Isolate every line in the data with the string "code" and copy it.

Data records for software interfaces:
»»

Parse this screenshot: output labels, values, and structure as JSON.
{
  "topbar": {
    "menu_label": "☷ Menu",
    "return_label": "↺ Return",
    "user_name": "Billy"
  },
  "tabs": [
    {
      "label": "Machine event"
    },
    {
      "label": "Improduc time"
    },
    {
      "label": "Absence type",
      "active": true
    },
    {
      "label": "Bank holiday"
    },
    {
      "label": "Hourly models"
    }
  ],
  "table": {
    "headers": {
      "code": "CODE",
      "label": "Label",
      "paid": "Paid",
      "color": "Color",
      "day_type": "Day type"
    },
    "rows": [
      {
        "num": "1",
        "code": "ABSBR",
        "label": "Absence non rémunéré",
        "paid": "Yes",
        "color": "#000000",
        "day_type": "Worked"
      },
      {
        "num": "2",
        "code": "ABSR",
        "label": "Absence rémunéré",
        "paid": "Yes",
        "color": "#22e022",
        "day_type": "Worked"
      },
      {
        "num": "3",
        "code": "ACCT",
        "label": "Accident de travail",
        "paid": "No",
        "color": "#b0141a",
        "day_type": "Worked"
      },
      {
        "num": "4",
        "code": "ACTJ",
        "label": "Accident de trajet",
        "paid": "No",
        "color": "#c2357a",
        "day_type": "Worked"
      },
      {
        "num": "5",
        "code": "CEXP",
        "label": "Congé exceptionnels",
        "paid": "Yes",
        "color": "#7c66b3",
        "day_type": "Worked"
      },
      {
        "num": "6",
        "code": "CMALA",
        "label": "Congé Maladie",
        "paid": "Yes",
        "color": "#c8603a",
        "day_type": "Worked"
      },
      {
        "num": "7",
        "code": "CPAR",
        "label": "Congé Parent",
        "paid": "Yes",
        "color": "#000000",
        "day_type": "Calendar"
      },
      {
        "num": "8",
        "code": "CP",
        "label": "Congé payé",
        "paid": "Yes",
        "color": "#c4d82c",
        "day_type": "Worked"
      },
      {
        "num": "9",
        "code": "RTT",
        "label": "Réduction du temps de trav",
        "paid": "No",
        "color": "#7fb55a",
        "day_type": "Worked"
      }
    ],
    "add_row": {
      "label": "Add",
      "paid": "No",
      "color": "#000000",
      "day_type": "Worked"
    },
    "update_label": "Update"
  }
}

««

> [Task solution]
      "code": "CODE",
        "code": "ABSBR",
        "code": "ABSR",
        "code": "ACCT",
        "code": "ACTJ",
        "code": "CEXP",
        "code": "CMALA",
        "code": "CPAR",
        "code": "CP",
        "code": "RTT",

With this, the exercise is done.